(DATASET EXTRACT Opens)

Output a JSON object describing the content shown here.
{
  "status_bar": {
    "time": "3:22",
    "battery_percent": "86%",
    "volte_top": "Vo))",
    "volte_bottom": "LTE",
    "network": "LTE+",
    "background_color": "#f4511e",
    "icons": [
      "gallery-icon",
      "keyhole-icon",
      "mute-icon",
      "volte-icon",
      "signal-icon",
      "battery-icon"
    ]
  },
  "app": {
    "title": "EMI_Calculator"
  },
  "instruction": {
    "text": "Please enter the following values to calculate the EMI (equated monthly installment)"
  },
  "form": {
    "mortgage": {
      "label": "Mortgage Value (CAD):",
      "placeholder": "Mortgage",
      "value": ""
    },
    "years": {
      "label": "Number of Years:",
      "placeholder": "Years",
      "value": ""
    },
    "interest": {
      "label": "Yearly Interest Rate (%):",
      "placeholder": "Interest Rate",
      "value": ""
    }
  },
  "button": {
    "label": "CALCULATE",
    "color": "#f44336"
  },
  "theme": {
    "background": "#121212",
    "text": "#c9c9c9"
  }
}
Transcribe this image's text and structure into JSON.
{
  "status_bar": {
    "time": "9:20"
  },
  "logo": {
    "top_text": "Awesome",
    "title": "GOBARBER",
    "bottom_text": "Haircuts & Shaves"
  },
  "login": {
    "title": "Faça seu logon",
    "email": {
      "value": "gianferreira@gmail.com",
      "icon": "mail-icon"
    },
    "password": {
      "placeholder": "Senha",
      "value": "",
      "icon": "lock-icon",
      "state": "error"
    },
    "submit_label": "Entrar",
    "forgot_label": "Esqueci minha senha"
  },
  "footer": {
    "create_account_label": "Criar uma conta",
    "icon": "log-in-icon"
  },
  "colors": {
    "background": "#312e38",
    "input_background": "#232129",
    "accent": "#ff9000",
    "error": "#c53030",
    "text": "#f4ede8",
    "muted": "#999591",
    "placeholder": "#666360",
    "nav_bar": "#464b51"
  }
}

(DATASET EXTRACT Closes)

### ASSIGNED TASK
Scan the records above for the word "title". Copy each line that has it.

### REPLY
    "title": "EMI_Calculator"
    "title": "GOBARBER",
    "title": "Faça seu logon",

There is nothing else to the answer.